John P. Marino, PhD
Hillebrand Prize

Dr. John Marino is recognized for groundbreaking contributions to the field of biophysical characterization by high-resolution NMR and development of engineered protein reagents for next-gen proteomic measurements.

Dr. Marino will present, “Biophysical Measurement Innovation and its Centrality to Advancing Biotechnology

Dr. John P. Marino currently serves as Co-Director of the Institute for Bioscience and Biotechnology Research (IBBR), a joint research institute of the University of Maryland and NIST and the Group Leader of the NIST Biomolecular Structure & Function Group at IBBR.  He is also appointed Adjunct Professor in the Department of Chemistry and Biochemistry and is a member of the Molecular and Cell Biology Program at the University of Maryland.  Prior to coming to NIST and the University of Maryland in 1997, Dr. Marino completed an A.B in Chemistry from Princeton University in 1989 and a Ph.D. in Chemistry from Yale University in 1995.  He then held an Alexander von Humboldt post-doctoral fellowship for two years at the Goethe Universität in Frankfurt, Germany.   Over his career, his research has involved the application of Nuclear Magnetic Resonance (NMR) and other biophysical methods to advance precision measurement of proteins and nucleic acids, with a particular focus on applications to therapeutics and vaccines.  He has co-authored over 90 papers and 4 patent applications.
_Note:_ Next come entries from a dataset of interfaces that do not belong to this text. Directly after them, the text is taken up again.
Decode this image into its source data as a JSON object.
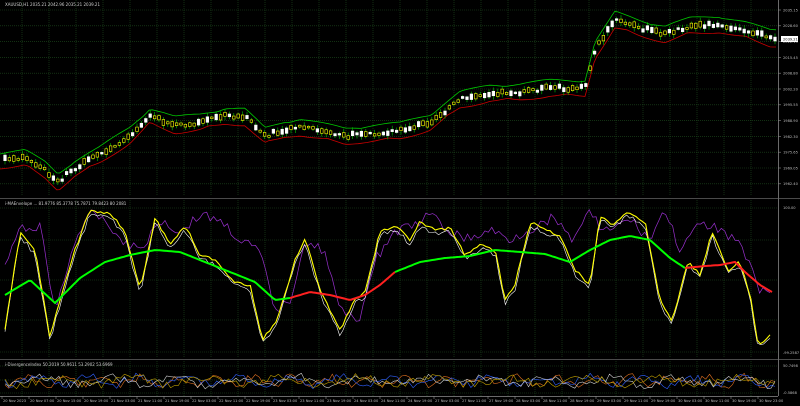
{
  "symbol_header": "XAUUSD,H1  2035.21  2042.96  2035.21  2039.21",
  "indicator1_header": "i-MAEnvelope ... 81.9776  85.3778  75.7871  79.8423  80  2081",
  "indicator2_header": "i-DivergenceIndex  50.2019  50.9611  53.2902  53.6969",
  "price_axis": [
    "2035.15",
    "2028.60",
    "2022.15",
    "2015.45",
    "2008.80",
    "2002.20",
    "1995.55",
    "1988.90",
    "1982.30",
    "1975.65",
    "1969.05",
    "1962.40"
  ],
  "current_price": "2039.21",
  "osc_axis_top": "100.00",
  "osc_axis_bottom": "-99.2587",
  "div_axis_top": "50.7498",
  "div_axis_bottom": "-0.5868",
  "time_axis": [
    "20 Nov 2023",
    "20 Nov 07:00",
    "20 Nov 15:00",
    "20 Nov 19:00",
    "21 Nov 03:00",
    "21 Nov 11:00",
    "21 Nov 19:00",
    "22 Nov 03:00",
    "22 Nov 11:00",
    "22 Nov 19:00",
    "23 Nov 03:00",
    "23 Nov 11:00",
    "23 Nov 19:00",
    "24 Nov 03:00",
    "24 Nov 11:00",
    "24 Nov 19:00",
    "27 Nov 03:00",
    "27 Nov 11:00",
    "27 Nov 19:00",
    "28 Nov 03:00",
    "28 Nov 11:00",
    "28 Nov 19:00",
    "29 Nov 03:00",
    "29 Nov 11:00",
    "29 Nov 19:00",
    "30 Nov 03:00",
    "30 Nov 11:00",
    "30 Nov 19:00",
    "30 Nov 23:00"
  ],
  "colors": {
    "background": "#000000",
    "grid": "#1e4d1e",
    "bull_candle": "#ffffff",
    "bear_candle": "#ffff00",
    "envelope_upper": "#00c800",
    "envelope_lower": "#c80000",
    "osc_fast": "#ffff00",
    "osc_slow": "#ffffff",
    "osc_purple": "#9a30d0",
    "osc_trend_up": "#00ff00",
    "osc_trend_down": "#ff2020"
  }
}
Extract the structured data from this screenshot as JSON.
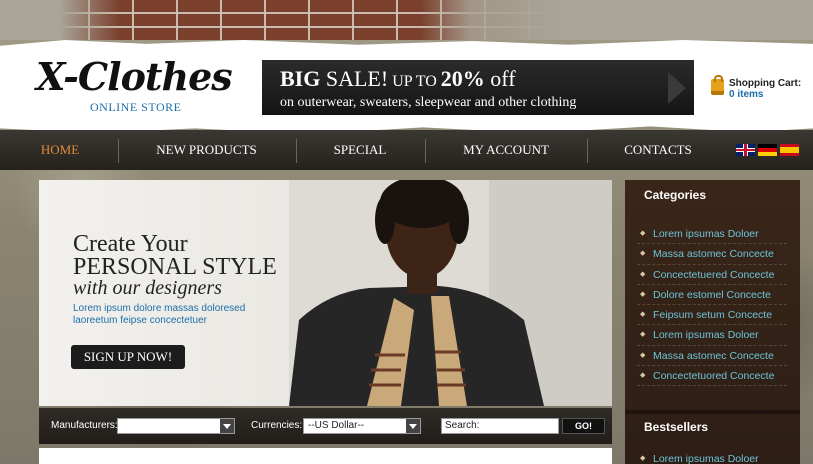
{
  "logo": {
    "main": "X-Clothes",
    "sub": "ONLINE STORE"
  },
  "banner": {
    "big": "BIG",
    "sale": " SALE!",
    "upto": " UP TO ",
    "percent": "20%",
    "off": " off",
    "line2": "on outerwear, sweaters, sleepwear and other clothing"
  },
  "cart": {
    "title": "Shopping Cart:",
    "count": "0 items"
  },
  "nav": {
    "items": [
      "HOME",
      "NEW PRODUCTS",
      "SPECIAL",
      "MY ACCOUNT",
      "CONTACTS"
    ],
    "active_color": "#e08a3c"
  },
  "flags": [
    "flag-uk-icon",
    "flag-germany-icon",
    "flag-spain-icon"
  ],
  "hero": {
    "line1": "Create Your",
    "line2": "PERSONAL STYLE",
    "line3": "with our designers",
    "text": "Lorem ipsum dolore massas doloresed laoreetum feipse concectetuer",
    "button": "SIGN UP NOW!"
  },
  "filter": {
    "manufacturers_label": "Manufacturers:",
    "manufacturers_value": "",
    "currencies_label": "Currencies:",
    "currency_value": "--US Dollar--",
    "search_label": "Search:",
    "go": "GO!"
  },
  "sidebar": {
    "categories_title": "Categories",
    "categories": [
      "Lorem ipsumas Doloer",
      "Massa astomec Concecte",
      "Concectetuered Concecte",
      "Dolore estomel Concecte",
      "Feipsum setum Concecte",
      "Lorem ipsumas Doloer",
      "Massa astomec Concecte",
      "Concectetuored Concecte"
    ],
    "bestsellers_title": "Bestsellers",
    "bestsellers": [
      "Lorem ipsumas Doloer"
    ]
  },
  "colors": {
    "link": "#6ec3d8",
    "accent": "#1d6fa9",
    "sidebar_bg": "#3a2619"
  }
}
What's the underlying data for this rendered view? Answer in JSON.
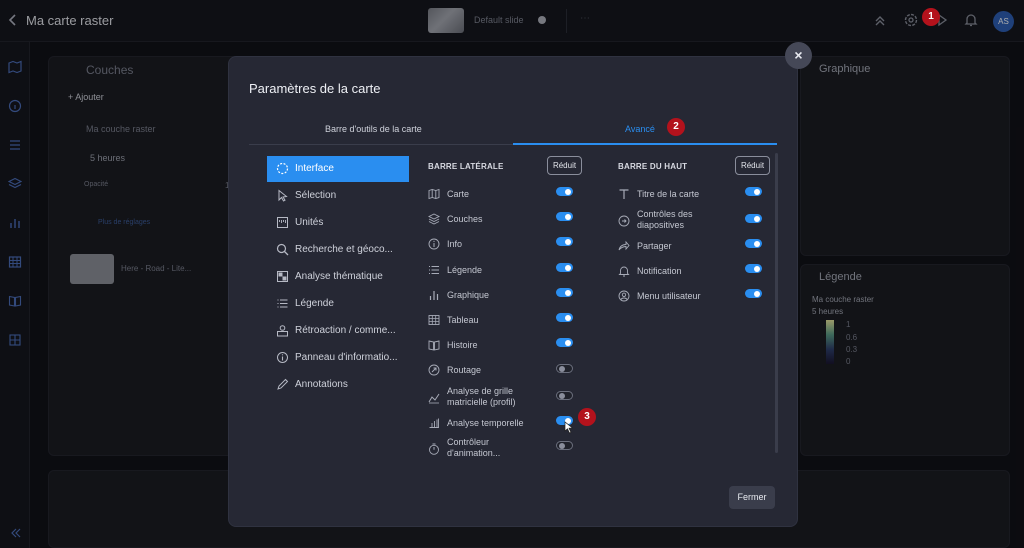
{
  "topbar": {
    "back_icon": "chevron-left-icon",
    "title": "Ma carte raster",
    "slide_label": "Default slide",
    "more": "⋯",
    "avatar_initials": "AS"
  },
  "background": {
    "layers_title": "Couches",
    "add_label": "+ Ajouter",
    "layer_name": "Ma couche raster",
    "time_value": "5 heures",
    "opacity_label": "Opacité",
    "opacity_value": "1",
    "more_settings": "Plus de réglages",
    "basemap_name": "Here - Road - Lite...",
    "chart_title": "Graphique",
    "legend_title": "Légende",
    "legend_layer": "Ma couche raster",
    "legend_sub": "5 heures",
    "legend_ticks": [
      "1",
      "0.6",
      "0.3",
      "0"
    ]
  },
  "modal": {
    "title": "Paramètres de la carte",
    "close": "×",
    "tabs": [
      "Barre d'outils de la carte",
      "Avancé"
    ],
    "active_tab": 1,
    "menu": [
      {
        "label": "Interface",
        "icon": "dashed-circle-icon",
        "active": true
      },
      {
        "label": "Sélection",
        "icon": "cursor-icon",
        "active": false
      },
      {
        "label": "Unités",
        "icon": "ruler-icon",
        "active": false
      },
      {
        "label": "Recherche et géoco...",
        "icon": "search-icon",
        "active": false
      },
      {
        "label": "Analyse thématique",
        "icon": "thematic-icon",
        "active": false
      },
      {
        "label": "Légende",
        "icon": "list-icon",
        "active": false
      },
      {
        "label": "Rétroaction / comme...",
        "icon": "feedback-icon",
        "active": false
      },
      {
        "label": "Panneau d'informatio...",
        "icon": "info-icon",
        "active": false
      },
      {
        "label": "Annotations",
        "icon": "pencil-icon",
        "active": false
      }
    ],
    "sidebar_section": {
      "title": "BARRE LATÉRALE",
      "button": "Réduit",
      "options": [
        {
          "label": "Carte",
          "icon": "map-icon",
          "on": true
        },
        {
          "label": "Couches",
          "icon": "layers-icon",
          "on": true
        },
        {
          "label": "Info",
          "icon": "info-icon",
          "on": true
        },
        {
          "label": "Légende",
          "icon": "list-icon",
          "on": true
        },
        {
          "label": "Graphique",
          "icon": "bar-chart-icon",
          "on": true
        },
        {
          "label": "Tableau",
          "icon": "table-icon",
          "on": true
        },
        {
          "label": "Histoire",
          "icon": "book-icon",
          "on": true
        },
        {
          "label": "Routage",
          "icon": "route-icon",
          "on": false
        },
        {
          "label": "Analyse de grille matricielle (profil)",
          "icon": "profile-icon",
          "on": false
        },
        {
          "label": "Analyse temporelle",
          "icon": "grid-icon",
          "on": true
        },
        {
          "label": "Contrôleur d'animation...",
          "icon": "timer-icon",
          "on": false
        }
      ]
    },
    "topbar_section": {
      "title": "BARRE DU HAUT",
      "button": "Réduit",
      "options": [
        {
          "label": "Titre de la carte",
          "icon": "title-icon",
          "on": true
        },
        {
          "label": "Contrôles des diapositives",
          "icon": "slides-icon",
          "on": true
        },
        {
          "label": "Partager",
          "icon": "share-icon",
          "on": true
        },
        {
          "label": "Notification",
          "icon": "bell-icon",
          "on": true
        },
        {
          "label": "Menu utilisateur",
          "icon": "user-icon",
          "on": true
        }
      ]
    },
    "close_button": "Fermer"
  },
  "annotations": [
    "1",
    "2",
    "3"
  ],
  "colors": {
    "accent": "#2a8ef0",
    "badge": "#b3121c"
  }
}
At the center of advances in biotechnology often lies new experimental approaches, analysis tools and models that address critical gaps in measurement.   Innovative approaches developed to address these measurement gaps can be underpinned by standards that establish trust and accelerate broad adoption through benchmarking and harmonization.  In this talk, I will highlight examples from our group at NIST of measurement innovation and standards that support protein therapeutic development and next-generation protein sequencing.  Protein therapeutics are a highly successful class of drugs that are currently used to treat a number of serious and life-threatening conditions such as cancer, autoimmune disorders, and infectious diseases (e.g., COVID-19).  A critical requirement unique to protein therapeutics is that these drugs must adopt and retain the correct structural fold without forming unintended aggregates. The development of precision tools for characterization of the structure of protein therapeutics has therefore emerged as a major priority in the pharmaceutical industry.  To address this gap, I will describe high-resolution NMR methods developed by our group for producing spectral ‘fingerprints’ that can be quantitatively assessed to reveal and classify variations in structure, and how these approaches are paving the way for broad use of NMR in the industry for assessment of protein therapeutics via chemometrics and machine learning that is both objective and automated.  In the second part of the talk, I will describe next-generation approaches for protein sequencing based on fluorescence imaging of immobilized peptides that are emerging and have the potential to revolutionize the field in proteomics.  A key technical challenge in implementing the fluoro-sequencing approach is achieving high-fidelity, sequential recognition and detection of specific amino acids that comprise the peptide sequence.  To address this challenge, I will describe how our group is leveraging naturally occurring biomolecules that can function through selective recognition of (N)-terminal amino acids (NAAs) as starting points for engineering NAA-binders (NAABs) that are suitable for use as biotechnology reagents.